[Collected data]
——————————

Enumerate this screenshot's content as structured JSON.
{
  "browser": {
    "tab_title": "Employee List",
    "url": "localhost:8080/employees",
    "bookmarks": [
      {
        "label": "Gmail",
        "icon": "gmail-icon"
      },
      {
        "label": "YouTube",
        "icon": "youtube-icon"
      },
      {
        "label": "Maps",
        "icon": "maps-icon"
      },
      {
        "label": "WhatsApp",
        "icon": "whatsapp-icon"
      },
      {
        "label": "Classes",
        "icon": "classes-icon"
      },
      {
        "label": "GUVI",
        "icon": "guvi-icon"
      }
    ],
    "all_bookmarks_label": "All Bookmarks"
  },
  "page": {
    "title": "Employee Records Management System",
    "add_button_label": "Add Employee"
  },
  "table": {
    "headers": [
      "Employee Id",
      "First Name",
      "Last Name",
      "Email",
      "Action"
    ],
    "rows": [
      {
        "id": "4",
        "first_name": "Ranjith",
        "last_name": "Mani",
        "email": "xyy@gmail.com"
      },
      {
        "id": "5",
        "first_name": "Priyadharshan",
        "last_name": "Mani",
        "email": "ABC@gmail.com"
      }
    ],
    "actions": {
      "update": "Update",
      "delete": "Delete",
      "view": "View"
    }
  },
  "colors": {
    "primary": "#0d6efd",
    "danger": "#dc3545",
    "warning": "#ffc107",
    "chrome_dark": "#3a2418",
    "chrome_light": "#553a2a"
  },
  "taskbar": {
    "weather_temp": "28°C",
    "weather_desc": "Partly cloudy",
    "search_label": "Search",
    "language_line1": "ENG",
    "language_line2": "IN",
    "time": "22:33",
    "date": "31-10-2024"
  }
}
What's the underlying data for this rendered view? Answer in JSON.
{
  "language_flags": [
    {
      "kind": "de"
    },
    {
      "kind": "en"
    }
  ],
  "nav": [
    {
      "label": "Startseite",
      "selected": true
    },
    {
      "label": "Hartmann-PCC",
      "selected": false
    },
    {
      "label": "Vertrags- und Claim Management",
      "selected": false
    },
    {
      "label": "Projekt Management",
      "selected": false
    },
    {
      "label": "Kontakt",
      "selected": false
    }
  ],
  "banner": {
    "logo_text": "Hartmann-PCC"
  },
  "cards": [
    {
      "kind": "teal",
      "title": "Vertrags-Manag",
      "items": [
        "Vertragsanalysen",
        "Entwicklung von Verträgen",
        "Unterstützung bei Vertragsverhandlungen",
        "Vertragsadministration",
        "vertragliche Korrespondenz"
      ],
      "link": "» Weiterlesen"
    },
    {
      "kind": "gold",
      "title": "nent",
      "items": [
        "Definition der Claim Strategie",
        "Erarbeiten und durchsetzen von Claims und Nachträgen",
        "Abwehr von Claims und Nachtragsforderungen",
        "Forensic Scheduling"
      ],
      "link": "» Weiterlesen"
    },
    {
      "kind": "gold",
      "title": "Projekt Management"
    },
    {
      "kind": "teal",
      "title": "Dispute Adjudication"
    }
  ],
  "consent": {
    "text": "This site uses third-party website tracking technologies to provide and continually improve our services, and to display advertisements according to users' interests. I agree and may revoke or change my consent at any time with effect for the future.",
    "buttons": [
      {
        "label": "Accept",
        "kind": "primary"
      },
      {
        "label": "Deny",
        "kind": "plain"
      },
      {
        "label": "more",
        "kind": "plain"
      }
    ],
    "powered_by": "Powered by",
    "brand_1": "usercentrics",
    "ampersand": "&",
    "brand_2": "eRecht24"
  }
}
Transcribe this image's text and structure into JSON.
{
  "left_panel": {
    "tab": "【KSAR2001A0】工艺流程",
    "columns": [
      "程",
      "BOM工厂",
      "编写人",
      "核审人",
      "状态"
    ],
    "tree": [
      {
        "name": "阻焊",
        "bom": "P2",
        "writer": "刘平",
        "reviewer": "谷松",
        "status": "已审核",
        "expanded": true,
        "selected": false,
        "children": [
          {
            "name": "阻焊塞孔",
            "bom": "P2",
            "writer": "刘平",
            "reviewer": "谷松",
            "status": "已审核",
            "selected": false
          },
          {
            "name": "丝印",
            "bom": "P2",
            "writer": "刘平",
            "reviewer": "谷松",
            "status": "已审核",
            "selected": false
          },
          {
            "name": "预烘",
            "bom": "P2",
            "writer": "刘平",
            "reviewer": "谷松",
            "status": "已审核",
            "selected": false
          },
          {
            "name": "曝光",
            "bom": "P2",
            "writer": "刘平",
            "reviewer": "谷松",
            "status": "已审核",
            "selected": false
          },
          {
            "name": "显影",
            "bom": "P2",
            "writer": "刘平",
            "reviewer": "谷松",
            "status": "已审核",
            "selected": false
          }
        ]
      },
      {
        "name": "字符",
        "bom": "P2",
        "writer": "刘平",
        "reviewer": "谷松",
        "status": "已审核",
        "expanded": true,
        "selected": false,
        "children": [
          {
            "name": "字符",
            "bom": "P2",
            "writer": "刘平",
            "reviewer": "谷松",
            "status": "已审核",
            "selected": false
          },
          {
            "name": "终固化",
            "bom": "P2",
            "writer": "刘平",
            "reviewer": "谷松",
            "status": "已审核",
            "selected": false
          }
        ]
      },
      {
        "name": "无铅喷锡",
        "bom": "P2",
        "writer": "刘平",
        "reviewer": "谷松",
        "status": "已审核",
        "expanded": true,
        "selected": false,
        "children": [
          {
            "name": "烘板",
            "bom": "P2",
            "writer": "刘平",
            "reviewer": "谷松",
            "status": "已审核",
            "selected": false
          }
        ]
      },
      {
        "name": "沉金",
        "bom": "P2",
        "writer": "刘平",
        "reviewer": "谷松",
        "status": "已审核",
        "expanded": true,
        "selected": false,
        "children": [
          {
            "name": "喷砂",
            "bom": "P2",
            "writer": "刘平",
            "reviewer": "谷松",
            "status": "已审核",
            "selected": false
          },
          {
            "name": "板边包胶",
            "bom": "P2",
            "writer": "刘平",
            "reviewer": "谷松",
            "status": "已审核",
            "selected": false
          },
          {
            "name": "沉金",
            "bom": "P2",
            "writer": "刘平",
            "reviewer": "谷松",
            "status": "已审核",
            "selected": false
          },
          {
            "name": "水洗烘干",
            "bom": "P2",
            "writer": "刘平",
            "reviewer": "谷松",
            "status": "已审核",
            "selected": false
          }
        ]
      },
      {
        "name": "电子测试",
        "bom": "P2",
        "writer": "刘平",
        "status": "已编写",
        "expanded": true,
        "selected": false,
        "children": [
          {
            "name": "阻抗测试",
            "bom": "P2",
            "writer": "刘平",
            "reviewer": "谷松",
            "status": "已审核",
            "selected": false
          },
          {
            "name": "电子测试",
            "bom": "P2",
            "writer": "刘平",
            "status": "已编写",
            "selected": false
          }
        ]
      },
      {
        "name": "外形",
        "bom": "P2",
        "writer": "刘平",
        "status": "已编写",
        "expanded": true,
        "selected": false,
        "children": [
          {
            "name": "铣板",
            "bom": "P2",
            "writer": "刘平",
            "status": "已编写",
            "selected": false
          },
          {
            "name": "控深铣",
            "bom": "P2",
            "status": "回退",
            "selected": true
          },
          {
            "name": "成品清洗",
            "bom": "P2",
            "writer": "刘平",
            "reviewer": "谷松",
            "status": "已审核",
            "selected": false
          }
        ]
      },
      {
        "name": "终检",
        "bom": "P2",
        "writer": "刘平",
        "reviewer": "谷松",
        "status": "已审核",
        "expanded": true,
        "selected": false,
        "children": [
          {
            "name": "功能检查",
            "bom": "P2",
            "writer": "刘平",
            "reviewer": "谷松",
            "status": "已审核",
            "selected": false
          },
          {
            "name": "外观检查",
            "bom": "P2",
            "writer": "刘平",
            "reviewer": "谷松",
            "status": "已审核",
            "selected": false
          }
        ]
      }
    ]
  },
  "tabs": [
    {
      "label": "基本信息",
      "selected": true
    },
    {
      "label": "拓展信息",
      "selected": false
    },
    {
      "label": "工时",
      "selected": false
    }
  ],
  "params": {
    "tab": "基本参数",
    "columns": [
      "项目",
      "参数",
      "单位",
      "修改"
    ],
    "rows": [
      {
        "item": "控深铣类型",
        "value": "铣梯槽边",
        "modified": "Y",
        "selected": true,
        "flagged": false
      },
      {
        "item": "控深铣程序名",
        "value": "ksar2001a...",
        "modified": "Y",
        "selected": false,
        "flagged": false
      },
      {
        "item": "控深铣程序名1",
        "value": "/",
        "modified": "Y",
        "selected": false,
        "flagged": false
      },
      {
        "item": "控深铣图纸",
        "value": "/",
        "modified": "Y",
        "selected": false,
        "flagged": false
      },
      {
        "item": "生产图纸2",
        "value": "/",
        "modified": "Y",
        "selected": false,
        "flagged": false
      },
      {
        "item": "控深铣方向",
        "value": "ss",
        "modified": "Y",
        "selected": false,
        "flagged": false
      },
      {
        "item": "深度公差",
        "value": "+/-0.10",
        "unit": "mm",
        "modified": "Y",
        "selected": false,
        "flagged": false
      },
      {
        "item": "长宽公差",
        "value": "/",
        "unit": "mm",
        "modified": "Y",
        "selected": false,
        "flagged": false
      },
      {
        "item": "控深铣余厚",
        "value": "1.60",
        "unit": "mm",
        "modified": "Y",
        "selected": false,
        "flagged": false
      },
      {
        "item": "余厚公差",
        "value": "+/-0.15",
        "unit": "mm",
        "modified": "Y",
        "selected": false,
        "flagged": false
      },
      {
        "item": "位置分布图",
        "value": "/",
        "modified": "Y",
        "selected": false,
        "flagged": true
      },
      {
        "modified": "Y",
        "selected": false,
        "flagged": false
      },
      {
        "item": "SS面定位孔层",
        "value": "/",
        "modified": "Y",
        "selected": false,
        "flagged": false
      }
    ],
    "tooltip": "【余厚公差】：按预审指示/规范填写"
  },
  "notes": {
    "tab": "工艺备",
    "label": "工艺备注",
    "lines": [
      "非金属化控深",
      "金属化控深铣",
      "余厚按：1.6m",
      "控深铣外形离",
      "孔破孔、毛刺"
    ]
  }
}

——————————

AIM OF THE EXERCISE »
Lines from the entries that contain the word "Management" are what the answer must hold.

RESULT BELOW »
    "title": "Employee Records Management System",
      "label": "Vertrags- und Claim Management",
      "label": "Projekt Management",
      "title": "Projekt Management"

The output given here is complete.